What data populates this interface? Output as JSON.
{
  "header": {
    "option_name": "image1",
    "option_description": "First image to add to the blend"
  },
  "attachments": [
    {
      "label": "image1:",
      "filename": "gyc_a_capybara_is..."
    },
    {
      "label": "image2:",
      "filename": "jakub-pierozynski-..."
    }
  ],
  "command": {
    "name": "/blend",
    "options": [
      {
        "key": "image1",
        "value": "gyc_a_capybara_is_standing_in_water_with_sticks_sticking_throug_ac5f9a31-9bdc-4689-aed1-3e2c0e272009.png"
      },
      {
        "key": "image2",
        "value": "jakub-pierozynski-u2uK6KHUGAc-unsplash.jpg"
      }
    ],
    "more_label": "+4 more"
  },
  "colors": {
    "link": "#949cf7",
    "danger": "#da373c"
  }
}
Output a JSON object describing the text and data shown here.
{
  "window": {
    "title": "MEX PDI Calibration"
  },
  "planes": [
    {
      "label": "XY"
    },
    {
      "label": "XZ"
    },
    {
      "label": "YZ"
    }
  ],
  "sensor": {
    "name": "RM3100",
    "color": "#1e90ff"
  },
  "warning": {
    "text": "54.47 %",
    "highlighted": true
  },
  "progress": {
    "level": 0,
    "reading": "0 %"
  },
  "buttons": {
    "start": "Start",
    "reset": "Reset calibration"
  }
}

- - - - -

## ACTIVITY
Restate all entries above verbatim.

## RESULT OF THIS TASK
What data populates this interface? Output as JSON.
{
  "header": {
    "option_name": "image1",
    "option_description": "First image to add to the blend"
  },
  "attachments": [
    {
      "label": "image1:",
      "filename": "gyc_a_capybara_is..."
    },
    {
      "label": "image2:",
      "filename": "jakub-pierozynski-..."
    }
  ],
  "command": {
    "name": "/blend",
    "options": [
      {
        "key": "image1",
        "value": "gyc_a_capybara_is_standing_in_water_with_sticks_sticking_throug_ac5f9a31-9bdc-4689-aed1-3e2c0e272009.png"
      },
      {
        "key": "image2",
        "value": "jakub-pierozynski-u2uK6KHUGAc-unsplash.jpg"
      }
    ],
    "more_label": "+4 more"
  },
  "colors": {
    "link": "#949cf7",
    "danger": "#da373c"
  }
}
Output a JSON object describing the text and data shown here.
{
  "window": {
    "title": "MEX PDI Calibration"
  },
  "planes": [
    {
      "label": "XY"
    },
    {
      "label": "XZ"
    },
    {
      "label": "YZ"
    }
  ],
  "sensor": {
    "name": "RM3100",
    "color": "#1e90ff"
  },
  "warning": {
    "text": "54.47 %",
    "highlighted": true
  },
  "progress": {
    "level": 0,
    "reading": "0 %"
  },
  "buttons": {
    "start": "Start",
    "reset": "Reset calibration"
  }
}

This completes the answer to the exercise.